Migration continues. Yesterday, April 24, a flock of around 250 White-fronted Geese flew high over the islands, heading north. A Downy Woodpecker showed up on April 22, a rare bird in these parts. Hairy Woodpeckers have been on territory for a while now, and Red-breasted Sapsucker numbers are high. We think many are just moving through, although the locals are drumming busily on hollow snags. Delkatla Sanctuary Society sponsored the “Great Delkatla Cleanup” for Earth Day on Saturday. Eleven people came out and the Sanctuary looks clean and uncluttered. There are no more plastic bags and old tires lying around out there.
The shorebird migration has begun. On April 24 many Black-bellied Plovers, a few Pacific Golden Plovers, Semipalmated Plovers, Black Turnstones and some Least and Western Sandpipers fed along the intertidal. As we watched two Marbled Godwits, a few Short-billed Dowitchers and a large flocks of Dunlin joined the busy gathering. The wintering flocks of Canada Geese have gone. As I write a fierce southeast winds howls through the spruce trees in our back yard. It’s good to be home and dry.

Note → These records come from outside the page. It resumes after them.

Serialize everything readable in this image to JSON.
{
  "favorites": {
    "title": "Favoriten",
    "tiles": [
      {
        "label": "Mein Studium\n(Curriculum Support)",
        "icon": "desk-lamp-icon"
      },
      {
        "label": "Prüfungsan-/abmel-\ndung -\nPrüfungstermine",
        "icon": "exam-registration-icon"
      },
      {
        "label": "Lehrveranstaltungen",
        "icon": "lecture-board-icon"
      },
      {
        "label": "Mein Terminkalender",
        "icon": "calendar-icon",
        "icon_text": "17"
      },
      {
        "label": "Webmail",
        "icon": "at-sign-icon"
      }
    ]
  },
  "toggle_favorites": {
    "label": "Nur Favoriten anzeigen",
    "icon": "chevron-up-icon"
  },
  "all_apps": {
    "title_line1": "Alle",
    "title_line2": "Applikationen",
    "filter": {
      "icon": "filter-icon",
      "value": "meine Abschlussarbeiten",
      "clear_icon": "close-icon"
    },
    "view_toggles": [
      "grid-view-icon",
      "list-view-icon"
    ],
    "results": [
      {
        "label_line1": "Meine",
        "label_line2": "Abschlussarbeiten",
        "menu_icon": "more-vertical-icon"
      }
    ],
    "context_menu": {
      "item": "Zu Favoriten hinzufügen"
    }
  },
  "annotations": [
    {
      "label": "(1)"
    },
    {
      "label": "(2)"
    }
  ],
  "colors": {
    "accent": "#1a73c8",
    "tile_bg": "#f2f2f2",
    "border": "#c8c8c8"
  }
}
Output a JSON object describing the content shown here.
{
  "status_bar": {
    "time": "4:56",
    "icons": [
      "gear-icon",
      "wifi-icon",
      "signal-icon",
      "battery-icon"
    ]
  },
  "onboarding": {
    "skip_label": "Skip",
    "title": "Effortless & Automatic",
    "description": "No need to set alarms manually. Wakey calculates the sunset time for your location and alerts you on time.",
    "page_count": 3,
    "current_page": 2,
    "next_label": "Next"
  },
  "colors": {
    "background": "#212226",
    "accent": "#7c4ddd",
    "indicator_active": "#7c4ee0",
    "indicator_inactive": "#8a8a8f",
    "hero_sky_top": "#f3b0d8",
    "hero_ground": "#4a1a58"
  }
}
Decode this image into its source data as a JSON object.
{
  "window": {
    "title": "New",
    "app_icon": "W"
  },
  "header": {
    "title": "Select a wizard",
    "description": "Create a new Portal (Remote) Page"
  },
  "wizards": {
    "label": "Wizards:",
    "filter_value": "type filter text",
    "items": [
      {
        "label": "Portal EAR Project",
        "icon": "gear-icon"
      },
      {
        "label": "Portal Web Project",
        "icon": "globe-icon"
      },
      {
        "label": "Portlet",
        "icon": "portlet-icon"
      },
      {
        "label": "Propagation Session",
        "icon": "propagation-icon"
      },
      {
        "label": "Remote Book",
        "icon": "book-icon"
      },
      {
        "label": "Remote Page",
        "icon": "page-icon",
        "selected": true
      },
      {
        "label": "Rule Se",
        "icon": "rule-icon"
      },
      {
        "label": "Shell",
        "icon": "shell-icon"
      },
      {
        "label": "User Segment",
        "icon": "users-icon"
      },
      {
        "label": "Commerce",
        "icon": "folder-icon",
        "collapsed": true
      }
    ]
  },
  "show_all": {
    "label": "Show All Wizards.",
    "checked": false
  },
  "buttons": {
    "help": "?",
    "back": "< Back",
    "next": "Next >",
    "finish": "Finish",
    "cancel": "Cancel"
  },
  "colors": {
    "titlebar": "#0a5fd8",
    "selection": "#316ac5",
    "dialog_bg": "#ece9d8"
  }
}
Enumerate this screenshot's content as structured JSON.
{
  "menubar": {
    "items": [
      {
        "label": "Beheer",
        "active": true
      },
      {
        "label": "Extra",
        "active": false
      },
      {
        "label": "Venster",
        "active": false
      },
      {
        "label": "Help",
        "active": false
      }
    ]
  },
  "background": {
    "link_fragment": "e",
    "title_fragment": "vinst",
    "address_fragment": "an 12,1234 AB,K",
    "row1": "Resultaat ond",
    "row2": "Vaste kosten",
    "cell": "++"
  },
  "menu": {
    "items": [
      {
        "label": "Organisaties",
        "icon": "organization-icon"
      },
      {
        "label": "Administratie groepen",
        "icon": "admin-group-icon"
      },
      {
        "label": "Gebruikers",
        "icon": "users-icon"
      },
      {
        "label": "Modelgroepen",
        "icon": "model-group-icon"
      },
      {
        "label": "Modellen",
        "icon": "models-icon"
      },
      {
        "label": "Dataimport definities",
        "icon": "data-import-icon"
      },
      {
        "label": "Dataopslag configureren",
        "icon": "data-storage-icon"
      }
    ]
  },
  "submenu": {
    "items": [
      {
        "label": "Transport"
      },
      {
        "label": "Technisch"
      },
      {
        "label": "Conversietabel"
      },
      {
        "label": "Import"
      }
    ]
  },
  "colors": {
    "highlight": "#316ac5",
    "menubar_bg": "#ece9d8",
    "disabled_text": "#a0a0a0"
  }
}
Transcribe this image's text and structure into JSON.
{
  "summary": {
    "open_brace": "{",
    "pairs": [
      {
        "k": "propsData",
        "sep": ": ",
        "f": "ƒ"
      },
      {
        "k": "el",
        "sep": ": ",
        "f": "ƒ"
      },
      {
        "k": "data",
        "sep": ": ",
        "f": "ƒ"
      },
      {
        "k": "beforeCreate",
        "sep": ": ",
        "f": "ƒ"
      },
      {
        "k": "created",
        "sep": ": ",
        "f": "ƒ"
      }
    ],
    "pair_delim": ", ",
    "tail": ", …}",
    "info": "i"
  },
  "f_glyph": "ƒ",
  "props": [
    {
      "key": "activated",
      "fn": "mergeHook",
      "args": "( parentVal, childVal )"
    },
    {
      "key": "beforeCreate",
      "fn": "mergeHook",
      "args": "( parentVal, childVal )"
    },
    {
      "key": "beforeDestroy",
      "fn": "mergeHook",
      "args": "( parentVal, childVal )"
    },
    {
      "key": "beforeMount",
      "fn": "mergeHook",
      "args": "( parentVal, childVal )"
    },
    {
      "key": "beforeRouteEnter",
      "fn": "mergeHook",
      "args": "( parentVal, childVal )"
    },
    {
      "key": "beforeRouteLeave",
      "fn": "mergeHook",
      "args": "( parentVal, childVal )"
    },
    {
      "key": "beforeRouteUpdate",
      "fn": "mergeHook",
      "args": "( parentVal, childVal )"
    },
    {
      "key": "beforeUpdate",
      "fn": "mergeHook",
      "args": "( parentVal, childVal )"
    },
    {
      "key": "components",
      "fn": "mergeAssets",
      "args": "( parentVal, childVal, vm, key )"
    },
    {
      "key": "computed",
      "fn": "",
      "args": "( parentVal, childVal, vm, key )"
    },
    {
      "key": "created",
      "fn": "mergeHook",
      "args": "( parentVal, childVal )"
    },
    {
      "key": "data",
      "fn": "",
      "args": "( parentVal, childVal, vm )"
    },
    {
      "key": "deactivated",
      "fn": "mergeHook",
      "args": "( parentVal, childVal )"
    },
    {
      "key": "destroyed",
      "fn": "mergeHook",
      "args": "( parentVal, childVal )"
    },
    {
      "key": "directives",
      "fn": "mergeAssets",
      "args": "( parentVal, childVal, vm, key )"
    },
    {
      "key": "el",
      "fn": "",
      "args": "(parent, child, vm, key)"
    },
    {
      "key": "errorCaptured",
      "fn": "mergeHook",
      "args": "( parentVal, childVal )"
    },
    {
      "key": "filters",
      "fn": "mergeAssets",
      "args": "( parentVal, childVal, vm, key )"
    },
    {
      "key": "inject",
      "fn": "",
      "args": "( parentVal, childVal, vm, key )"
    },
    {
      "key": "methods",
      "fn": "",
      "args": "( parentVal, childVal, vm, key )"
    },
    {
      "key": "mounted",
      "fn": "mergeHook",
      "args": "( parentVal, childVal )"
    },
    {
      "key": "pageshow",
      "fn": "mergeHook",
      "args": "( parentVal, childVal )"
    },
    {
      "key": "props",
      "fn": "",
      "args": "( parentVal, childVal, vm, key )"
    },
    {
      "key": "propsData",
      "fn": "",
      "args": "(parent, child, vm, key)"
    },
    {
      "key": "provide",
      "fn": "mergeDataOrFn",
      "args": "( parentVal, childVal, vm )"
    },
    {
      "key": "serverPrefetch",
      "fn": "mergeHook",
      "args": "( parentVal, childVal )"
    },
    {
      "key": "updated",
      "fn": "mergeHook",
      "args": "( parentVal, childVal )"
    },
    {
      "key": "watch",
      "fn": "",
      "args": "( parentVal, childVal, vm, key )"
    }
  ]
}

So here we are – full of high expectations and keen to see what going to show up on migration. The first Sandhill Cranes of spring flew over the island on April 11th, heard first, then seen, seeming to drift in and out of the clouds. Tree Swallows also appeared on April 11 and Brant numbers are now between 1,000 and 1,600.
Geese on the wing
The Sandhill Cranes were heard over Maast Island on April 13, then they landed in the Sanctuary as though they had never left. The first Townsend’s Warbler of spring also arrived, singing it’s scratchy little song over the noise of the wind in the trees.
On April 16 we sailed aboard the “Northern Adventure” to Prince Rupert. High numbers of Sooty Shearwaters soared over the waves, but what most fascinated us was the number of passerines that followed the ship and landed on deck. It was a windy, rainy day. The sea wasn’t rough, it was just miserably wet with poor visibility. We identified a Hermit Thrush, Townsend’s Warbler, Dark-eyed Junco, Savannah Sparrow and a Myrtle Warbler. The Myrtle, Savannah and Junco landed on deck, in fact, when we landed in Prince Rupert the Junco was still there. We were about twelve miles out, nowhere near land, so we can only speculate that the birds were on their way to Alaska and thought the ship was land. We hope they made it, although, if the Junco was anything to go by, being so tired that it didn’t move for at least an hour, it’s hard to know whether they did or not. It’s a long haul against wind and rain for such small birds. Our return journey was delayed for about 19 hours due to high winds and it was a snotty crossing on the way back. Many Sooty’s again, and a small flock of Fork-tailed Storm-petrels wavered over the rough waters.
It feels as though nothing much is happening in the bird world. It’s been such a cold spring and it was still zero on April 1, the day of our book launch at the Nature Centre. Our book “Birds at Risk – a Haida Gwaii Introduction” was very well received. People came and went all afternoon and we sold many signed copies. A big hit for our small town! Dejah-Lee’s illustrations are great and the story-line is very straightforward. Copies are available for $12 and can be ordered here as soon as I set up a pay-pal account. It’s all about conservation and our society, Delkatla Sanctuary Society, is all about protecting the natural world.
After the book launch we had a few days of strong Southeasters and the temperature rose to 4 celcius. On April 3 there were over 1,000 Brant at Sandspit and numbers continued to increase at Masset. They feed at Maast Island and in front of Old Massett along the shoreline. A Short-eared Owl rose from the long grass in Sandspit – it’s not often we see one in spring. When we got home, our daffodils had finally bloomed the warmer temperatures and a hit of sunshine had encouraged them. Easter was lovely. Sunny, warm and calm.
Surf Scoter in Skidegate Inlet
Sun over the Muskeg
It’s been a really cold March, on the 22nd it snowed all afternoon and snow remained on the ground. On the 23rd it was still -2c but we decided to drive down island and see what was around. It was calm, cool and still. The sea was indescribably blue, and we inhaled the fresh sea-weedy smell in the gentle air. The Robin numbers are increasing daily, and 200 Brant fed in the intertidal. The four Snow Geese are still around, mixing with Cackling and regular Canadas. We think they’ll start to move on soon. A Golden-crowned Sparrow fed in the underbrush. On March 25, along the beach in Masset a single, lonely Snow Bunting hid under a beached log, they have not been very visible this winter. My illustrated book “Birds at Risk” is a big hit with the school kids. I visited the last island school in Skidegate on March 27 and they loved the illustrations by Dejah-Lee Busch. I have now donated books to all the kindergarten and Grade 1 classes on island.